By Kean Huy Alado
Contractors first deepened PortMiami’s surrounding waters a decade ago. But what they hoped to be minimal damage led to the unforeseen suffering of the Atlantic and Caribbean. Over 80 times of the original expected coral reef damage has been confirmed so far, with more dredging to come. Coral graveyards of white are all what’s left behind, causing the downfall of our local marine ecosystem and its biodiversity.
In 2013, the U.S. Army Corps of Engineers wished to deepen the body of water surrounding PortMiami to accommodate larger sea vessels through dredging, or by scraping the sediments off the seabed. With Miami serving as an international hub of export and import, the move was an economic one, especially to accommodate ships from the recently expanded Panama Canal. Initially, they planned for 3.3 acres of coral to be destroyed in the process, but after the project had been completed, the damage was much more severe.
In September, the National Oceanic and Atmospheric Administration (NOAA) released an analysis of the environment surrounding the port revealing that 278 acres of coral reef have permanently perished. Eight years after the project has finished, no official agency has been held responsible as of yet, but Miami-Dade County may be considered responsible.
While the Corps managed the project, Miami-Dade was their local sponsor. The county signed a 2012 local sponsor agreement that gave them the duty of coral monitoring the area post-dredging.
The dredging caused clouds and mounds of debris that spread mud, sand, and dirt around with the ocean’s underwater currents. The accumulation of blanketed debris over time asphyxiated the nearby coral. NOAA suspects this dredging to have started or flourished a coral-killing disease affecting the marine life of south-eastern Florida down to the Caribbean.

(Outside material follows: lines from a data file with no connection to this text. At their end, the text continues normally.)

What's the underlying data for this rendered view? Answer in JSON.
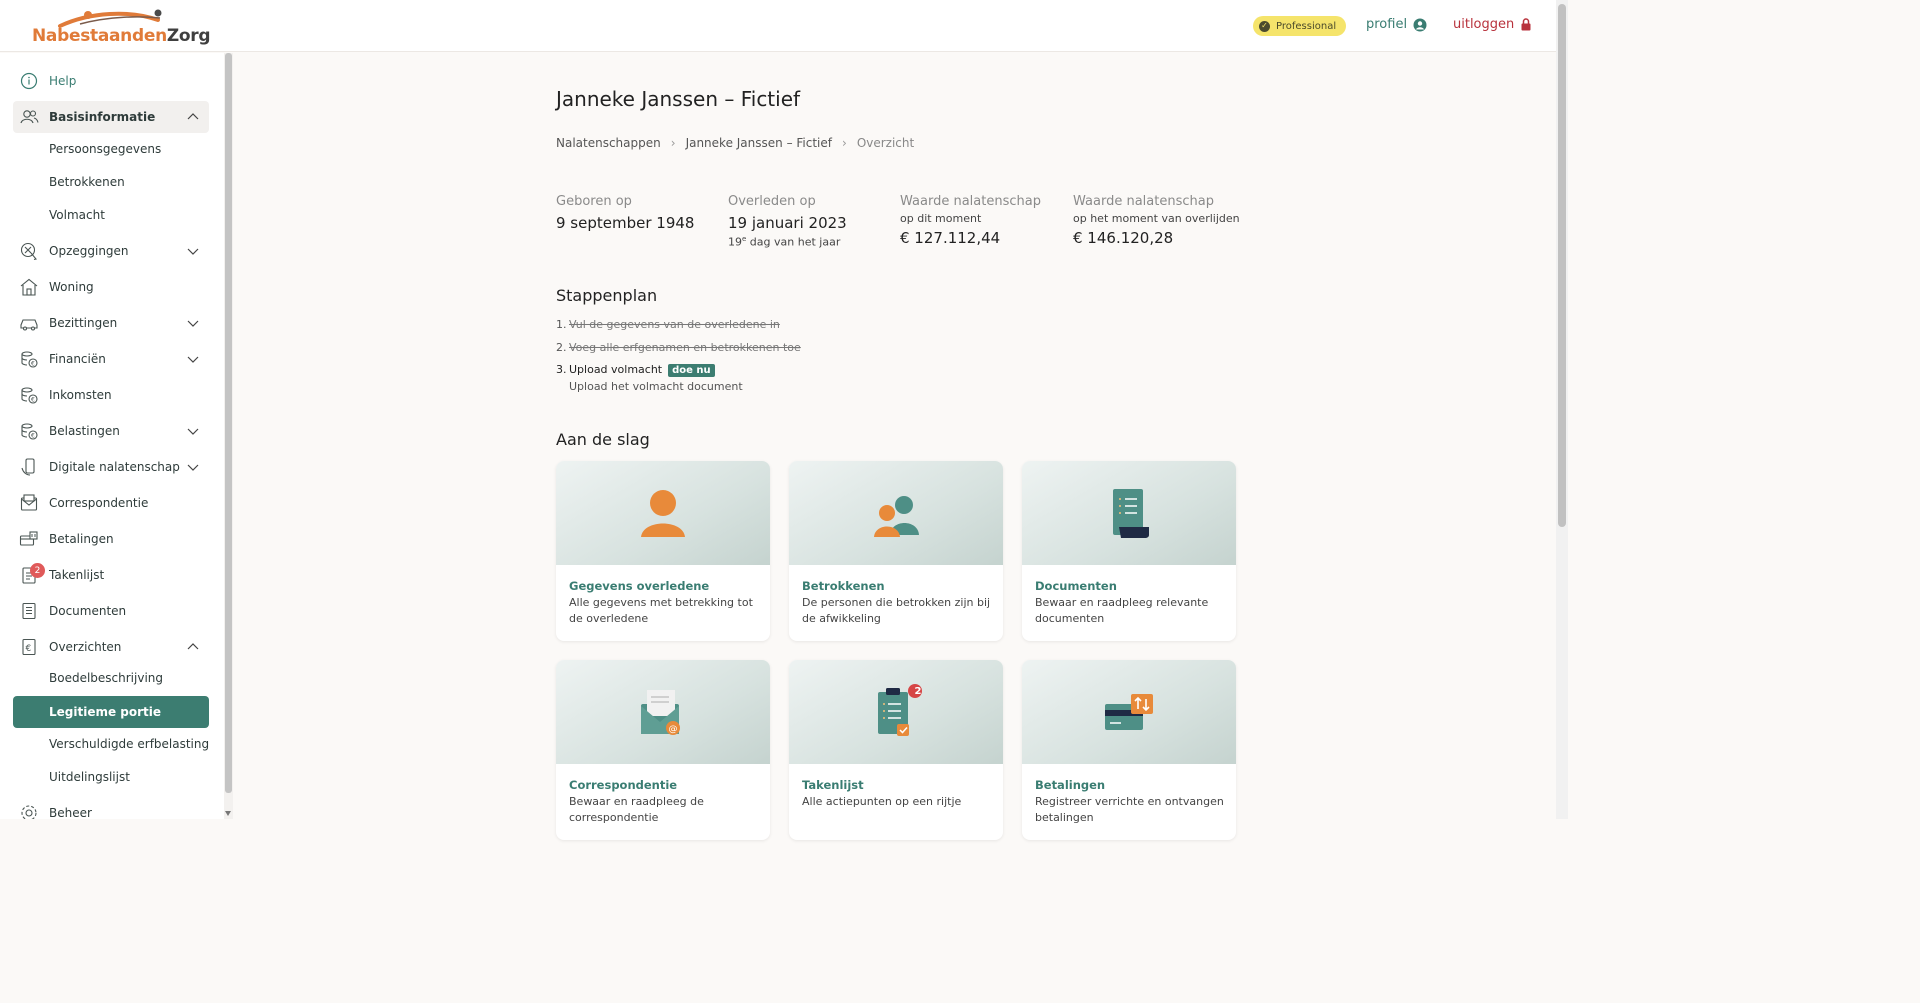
{
  "brand": {
    "logo_part1": "Nabestaanden",
    "logo_part2": "Zorg"
  },
  "header": {
    "plan_badge": "Professional",
    "profile_label": "profiel",
    "logout_label": "uitloggen"
  },
  "sidebar": {
    "help": "Help",
    "basisinformatie": "Basisinformatie",
    "basis_sub": [
      "Persoonsgegevens",
      "Betrokkenen",
      "Volmacht"
    ],
    "opzeggingen": "Opzeggingen",
    "woning": "Woning",
    "bezittingen": "Bezittingen",
    "financien": "Financiën",
    "inkomsten": "Inkomsten",
    "belastingen": "Belastingen",
    "digitale": "Digitale nalatenschap",
    "correspondentie": "Correspondentie",
    "betalingen": "Betalingen",
    "takenlijst": "Takenlijst",
    "takenlijst_count": "2",
    "documenten": "Documenten",
    "overzichten": "Overzichten",
    "overzichten_sub": [
      "Boedelbeschrijving",
      "Legitieme portie",
      "Verschuldigde erfbelasting",
      "Uitdelingslijst"
    ],
    "beheer": "Beheer"
  },
  "main": {
    "title": "Janneke Janssen – Fictief",
    "breadcrumb": [
      "Nalatenschappen",
      "Janneke Janssen – Fictief",
      "Overzicht"
    ],
    "facts": {
      "born_label": "Geboren op",
      "born_value": "9 september 1948",
      "died_label": "Overleden op",
      "died_value": "19 januari 2023",
      "died_note_num": "19",
      "died_note_sup": "e",
      "died_note_rest": " dag van het jaar",
      "value_now_label": "Waarde nalatenschap",
      "value_now_sub": "op dit moment",
      "value_now": "€ 127.112,44",
      "value_death_label": "Waarde nalatenschap",
      "value_death_sub": "op het moment van overlijden",
      "value_death": "€ 146.120,28"
    },
    "stappenplan_title": "Stappenplan",
    "steps": [
      {
        "num": "1.",
        "text": "Vul de gegevens van de overledene in"
      },
      {
        "num": "2.",
        "text": "Voeg alle erfgenamen en betrokkenen toe"
      },
      {
        "num": "3.",
        "text": "Upload volmacht",
        "action": "doe nu",
        "sub": "Upload het volmacht document"
      }
    ],
    "aan_de_slag_title": "Aan de slag",
    "cards": [
      {
        "title": "Gegevens overledene",
        "desc": "Alle gegevens met betrekking tot de overledene"
      },
      {
        "title": "Betrokkenen",
        "desc": "De personen die betrokken zijn bij de afwikkeling"
      },
      {
        "title": "Documenten",
        "desc": "Bewaar en raadpleeg relevante documenten"
      },
      {
        "title": "Correspondentie",
        "desc": "Bewaar en raadpleeg de correspondentie"
      },
      {
        "title": "Takenlijst",
        "desc": "Alle actiepunten op een rijtje",
        "badge": "2"
      },
      {
        "title": "Betalingen",
        "desc": "Registreer verrichte en ontvangen betalingen"
      }
    ]
  },
  "colors": {
    "primary": "#3c7d71",
    "accent": "#e88a3a",
    "badge_yellow": "#f5e46b",
    "logout_red": "#b8323c"
  }
}
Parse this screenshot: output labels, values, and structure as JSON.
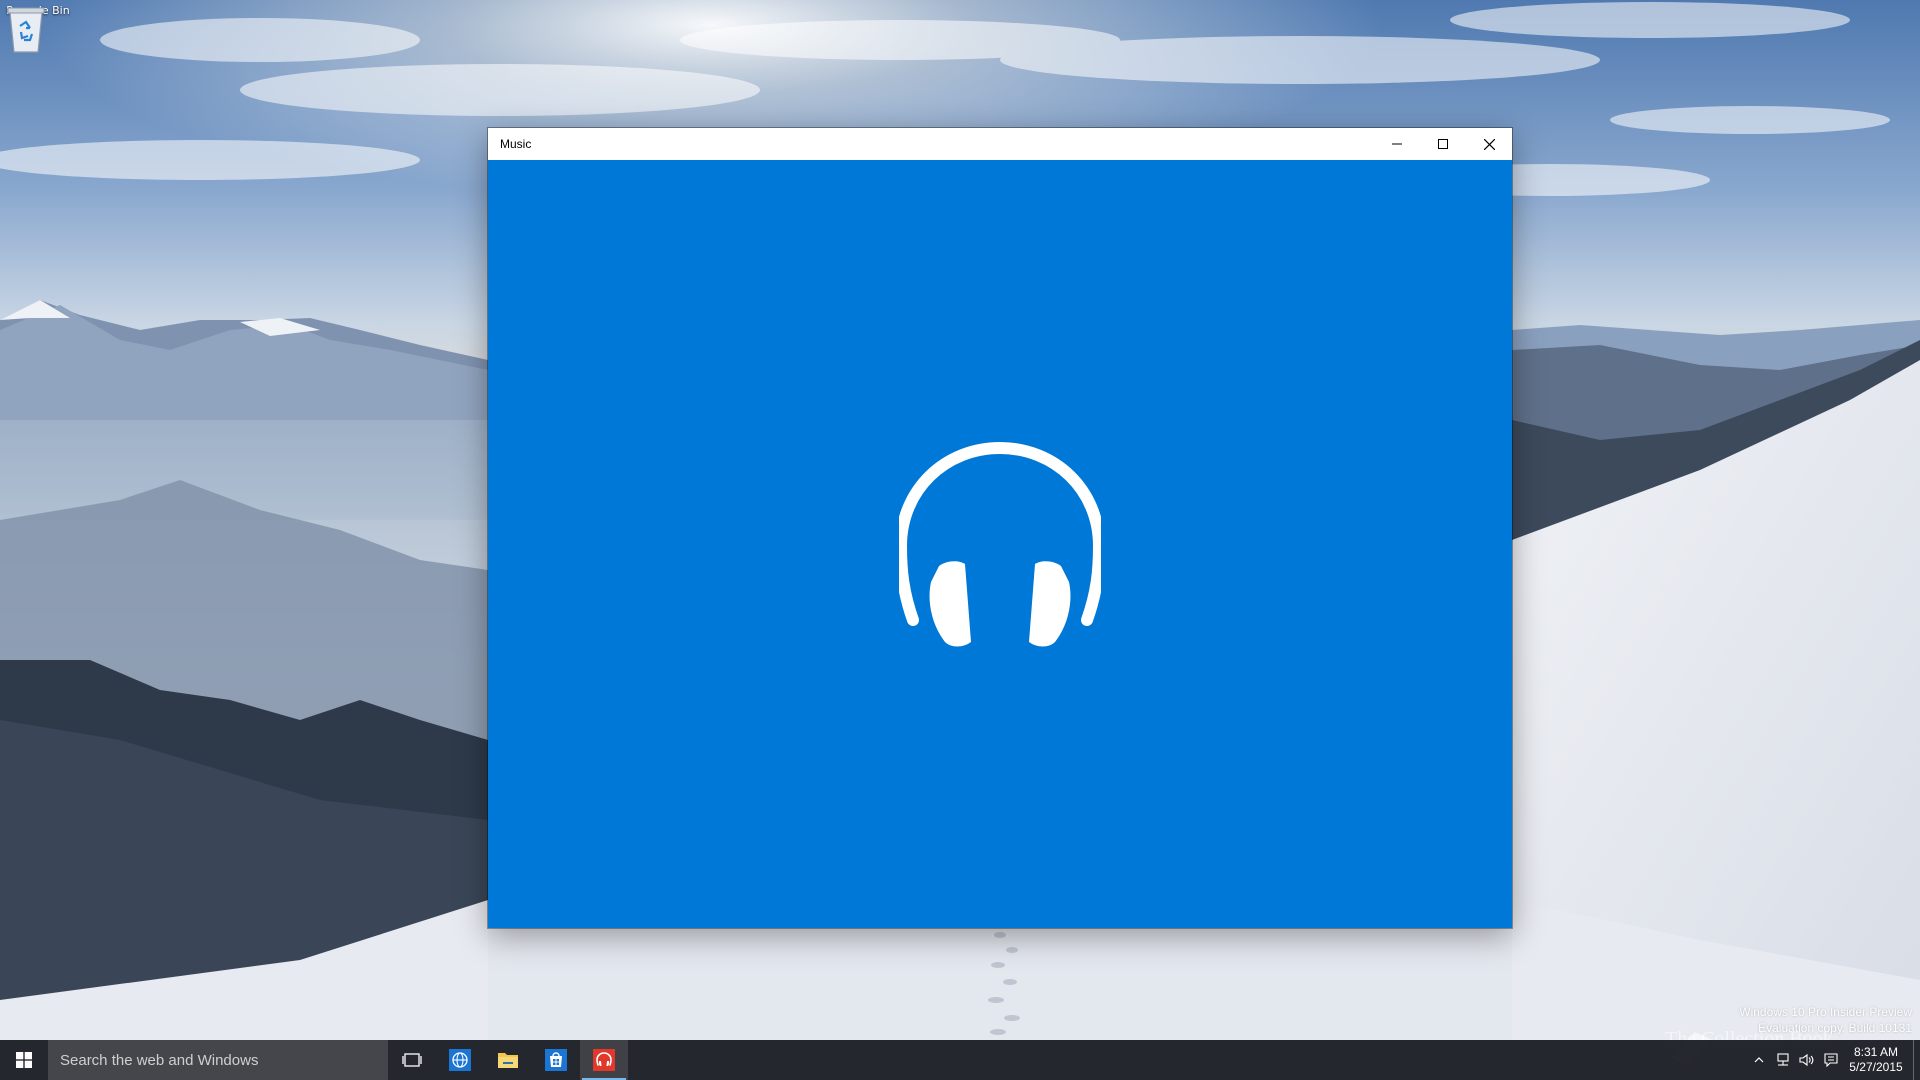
{
  "desktop": {
    "icons": [
      {
        "label": "Recycle Bin",
        "icon": "recycle-bin-icon"
      }
    ],
    "watermark": {
      "line1": "Windows 10 Pro Insider Preview",
      "line2": "Evaluation copy. Build 10131"
    },
    "brand": "The Collection Book"
  },
  "window": {
    "title": "Music",
    "controls": [
      "minimize-icon",
      "maximize-icon",
      "close-icon"
    ],
    "background": "#0078d7",
    "splash_icon": "headphones-icon"
  },
  "taskbar": {
    "search_placeholder": "Search the web and Windows",
    "pinned": [
      {
        "name": "task-view",
        "icon": "task-view-icon"
      },
      {
        "name": "browser",
        "icon": "globe-icon"
      },
      {
        "name": "file-explorer",
        "icon": "folder-icon"
      },
      {
        "name": "store",
        "icon": "store-icon"
      },
      {
        "name": "music",
        "icon": "headphones-icon",
        "active": true
      }
    ],
    "tray_icons": [
      "chevron-up-icon",
      "network-icon",
      "volume-icon",
      "action-center-icon"
    ],
    "clock": {
      "time": "8:31 AM",
      "date": "5/27/2015"
    }
  }
}
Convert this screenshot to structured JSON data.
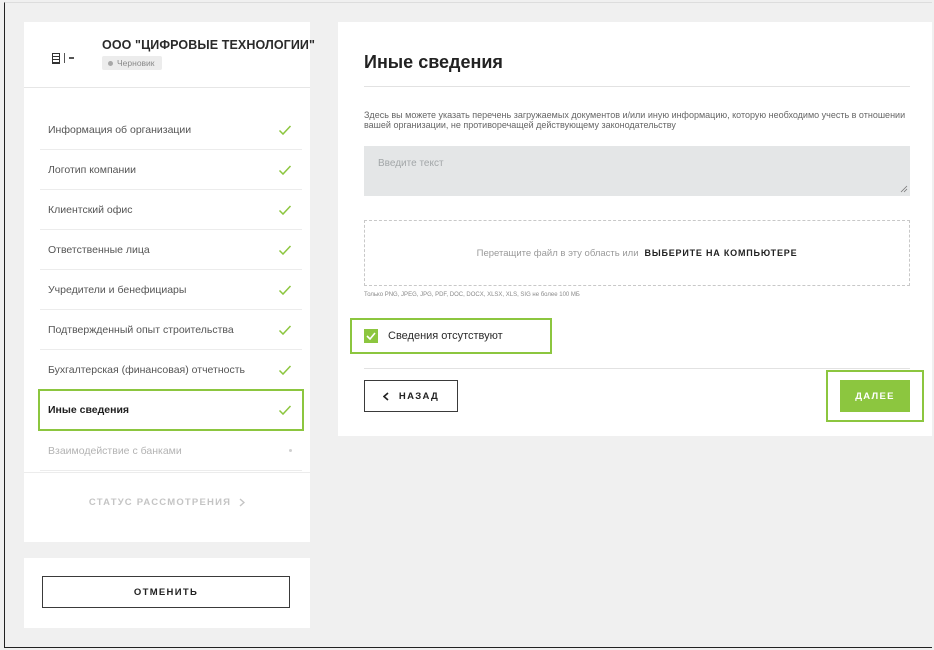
{
  "organization": {
    "name": "ООО \"ЦИФРОВЫЕ ТЕХНОЛОГИИ\"",
    "status_badge": "Черновик"
  },
  "sidebar": {
    "steps": [
      {
        "label": "Информация об организации",
        "state": "done"
      },
      {
        "label": "Логотип компании",
        "state": "done"
      },
      {
        "label": "Клиентский офис",
        "state": "done"
      },
      {
        "label": "Ответственные лица",
        "state": "done"
      },
      {
        "label": "Учредители и бенефициары",
        "state": "done"
      },
      {
        "label": "Подтвержденный опыт строительства",
        "state": "done"
      },
      {
        "label": "Бухгалтерская (финансовая) отчетность",
        "state": "done"
      },
      {
        "label": "Иные сведения",
        "state": "active"
      },
      {
        "label": "Взаимодействие с банками",
        "state": "disabled"
      }
    ],
    "status_link": "СТАТУС РАССМОТРЕНИЯ",
    "cancel_label": "ОТМЕНИТЬ"
  },
  "main": {
    "title": "Иные сведения",
    "description": "Здесь вы можете указать перечень загружаемых документов и/или иную информацию, которую необходимо учесть в отношении вашей организации, не противоречащей действующему законодательству",
    "textarea_placeholder": "Введите текст",
    "textarea_value": "",
    "dropzone_text": "Перетащите файл в эту область или",
    "dropzone_link": "ВЫБЕРИТЕ НА КОМПЬЮТЕРЕ",
    "file_hint": "Только PNG, JPEG, JPG, PDF, DOC, DOCX, XLSX, XLS, SIG не более 100 МБ",
    "absent_checkbox_label": "Сведения отсутствуют",
    "absent_checked": true,
    "back_label": "НАЗАД",
    "next_label": "ДАЛЕЕ"
  },
  "colors": {
    "accent": "#8cc63f",
    "background": "#f0f0f0",
    "field_bg": "#e4e6e7"
  },
  "icons": {
    "step_done": "check-icon",
    "step_pending": "dot-icon",
    "back": "chevron-left-icon",
    "status": "chevron-right-icon",
    "checkbox": "checkmark-icon"
  }
}
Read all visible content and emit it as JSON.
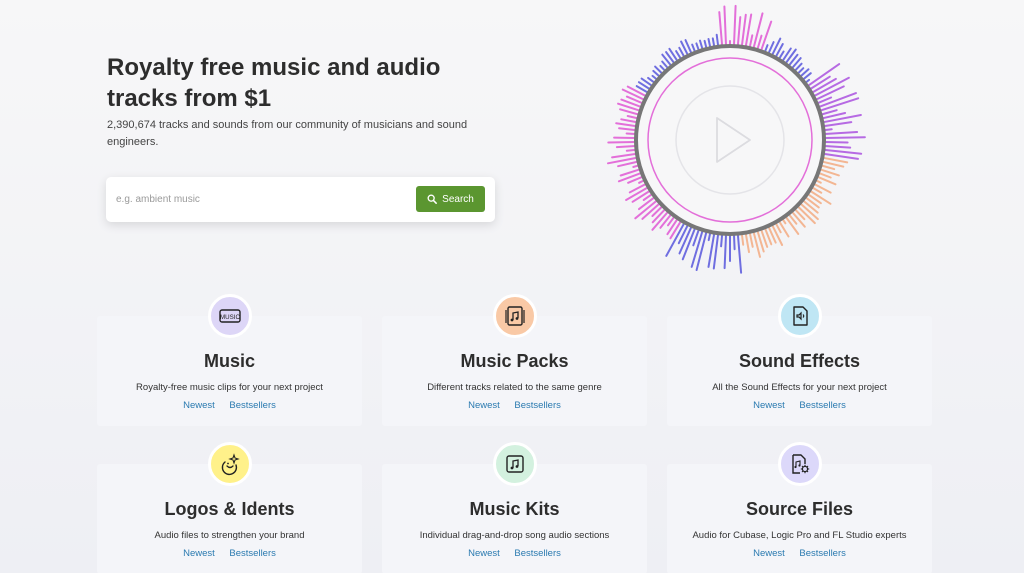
{
  "hero": {
    "title": "Royalty free music and audio tracks from $1",
    "subtitle": "2,390,674 tracks and sounds from our community of musicians and sound engineers."
  },
  "search": {
    "placeholder": "e.g. ambient music",
    "button_label": "Search",
    "button_color": "#5b9630"
  },
  "player": {
    "icon": "play-icon",
    "colors": {
      "violet": "#6f6ee0",
      "magenta": "#e36fd9",
      "peach": "#f3b693",
      "purple": "#b66ae3",
      "ring": "#777777"
    }
  },
  "categories": [
    {
      "title": "Music",
      "description": "Royalty-free music clips for your next project",
      "icon": "music-label-icon",
      "icon_bg": "#ddd6f7",
      "links": [
        "Newest",
        "Bestsellers"
      ]
    },
    {
      "title": "Music Packs",
      "description": "Different tracks related to the same genre",
      "icon": "music-pack-icon",
      "icon_bg": "#f9c9a6",
      "links": [
        "Newest",
        "Bestsellers"
      ]
    },
    {
      "title": "Sound Effects",
      "description": "All the Sound Effects for your next project",
      "icon": "sound-file-icon",
      "icon_bg": "#bfe6f4",
      "links": [
        "Newest",
        "Bestsellers"
      ]
    },
    {
      "title": "Logos & Idents",
      "description": "Audio files to strengthen your brand",
      "icon": "sparkle-icon",
      "icon_bg": "#fff18a",
      "links": [
        "Newest",
        "Bestsellers"
      ]
    },
    {
      "title": "Music Kits",
      "description": "Individual drag-and-drop song audio sections",
      "icon": "music-note-icon",
      "icon_bg": "#d3f1df",
      "links": [
        "Newest",
        "Bestsellers"
      ]
    },
    {
      "title": "Source Files",
      "description": "Audio for Cubase, Logic Pro and FL Studio experts",
      "icon": "source-file-icon",
      "icon_bg": "#dcd8fa",
      "links": [
        "Newest",
        "Bestsellers"
      ]
    }
  ]
}
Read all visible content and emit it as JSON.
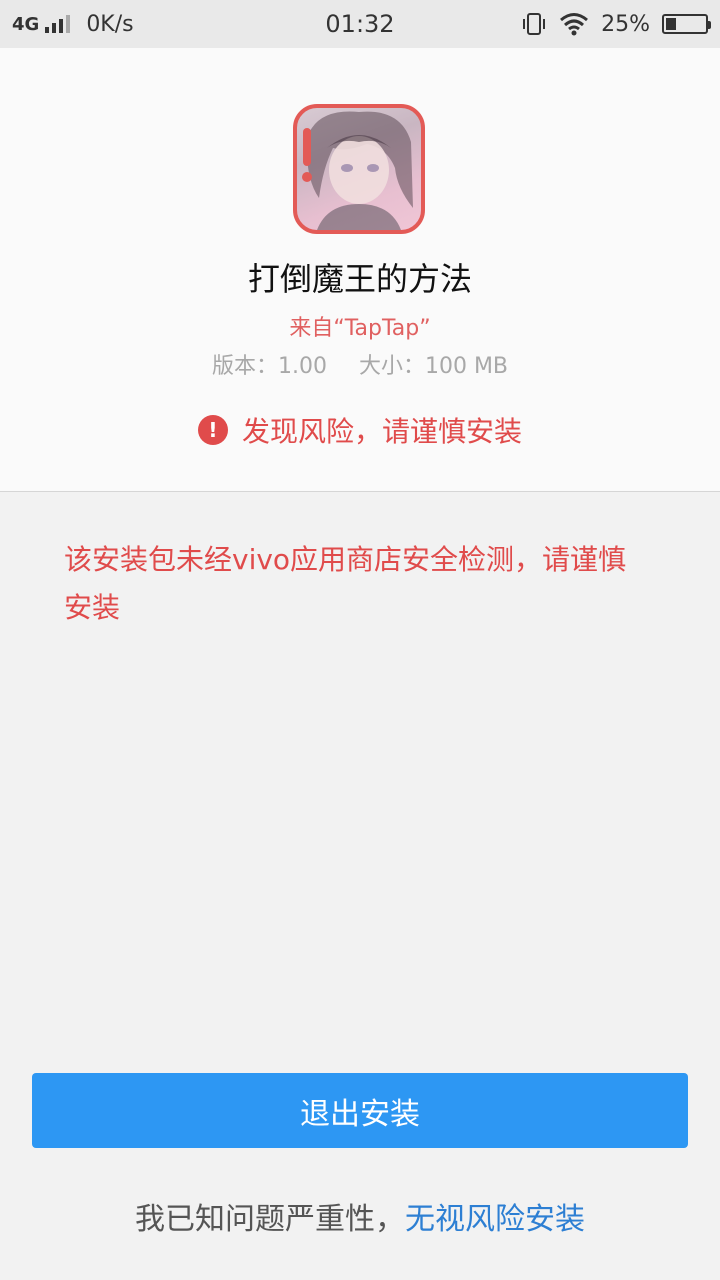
{
  "status_bar": {
    "network": "4G",
    "speed": "0K/s",
    "time": "01:32",
    "battery_pct": "25%",
    "battery_level": 0.25,
    "icons": [
      "signal-icon",
      "vibrate-icon",
      "wifi-icon",
      "battery-icon"
    ]
  },
  "app": {
    "name": "打倒魔王的方法",
    "source": "来自“TapTap”",
    "version": "版本：1.00",
    "size": "大小：100 MB",
    "icon": "app-icon"
  },
  "risk": {
    "label": "发现风险，请谨慎安装",
    "icon": "exclamation-icon"
  },
  "warning": {
    "text": "该安装包未经vivo应用商店安全检测，请谨慎安装"
  },
  "actions": {
    "exit_label": "退出安装",
    "aware_text": "我已知问题严重性，",
    "ignore_label": "无视风险安装"
  },
  "colors": {
    "danger": "#e04b4b",
    "primary": "#2d97f3",
    "link": "#2d7fd3"
  }
}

This disease called the stony coral tissue loss disease was first seen in 2014 around Florida. This lethal disease can affect over 20 species of corals and is present in over 17 countries and territories, generating lesions along the coral until irreparable tissue damage occurs, resulting in their death weeks after infection. Although the cause of the disease still has not been identified, evidence points towards a bacterial culprit.
“[Coral reefs] are a very potent coastal storm surge protection ecosystem,” said executive director of Miami Waterkeeper, Rachel Silverstein. “They have been shown to reduce wave energy by an average of 95 percent or more, so they are actively protecting us from storm surge.”
The impacted coral zones house ecosystems of many microorganisms, crustaceans, and fish. This lethal disease leads to the inevitable displacement and invasion of species into other ecosystems, such as a migration south towards the Florida Keys. The disease reached Key West in 2021 due to the flow of water and incoming ships, potentially even aquatic lifeforms that migrated south.
According to officials, controlling the indirect effects of microbial proliferation from dredging is practically impossible.
“Most mechanisms to control microbial growth require physical or chemical methods that would be harmful to the coral and other organisms in the ocean,” said Dr. Ana Lichtenberger a Barry professor of Biology. “It is of great importance to isolate and identify the causative organism to develop effective methods to prevent its further spread.”
The global response to the disease included the universal disinfection of diving gear and boats with solutions such as bleach, to mitigate the spread. Divers require more direct research with affected coral to identify and validate an effective cure.
Freshman marine biology major, Olga-Maria Flores, worries for the Florida Keys with disease plaguing marine life and further reef destruction on the horizon.
“The loss of biodiversity and an economic impact because the Keys rely on tourism and recreational activities,” she said.
PortMiami’s next project is in its planning stage, further expanding the scope of its dredging. Meanwhile, similar operations have since been restricted in Port Everglades following local backlash.
Silverstein condemns the Corps and other involved parties for the oversight. Miami Waterkeeper successfully replanted 10,000 corals to replace the million or more that were killed by the digging in 2018 after filing a lawsuit against the Corps. But it’s too little too late.
She declares that for future projects, there should be, “a hard look at lessons learned and how to prevent this again.”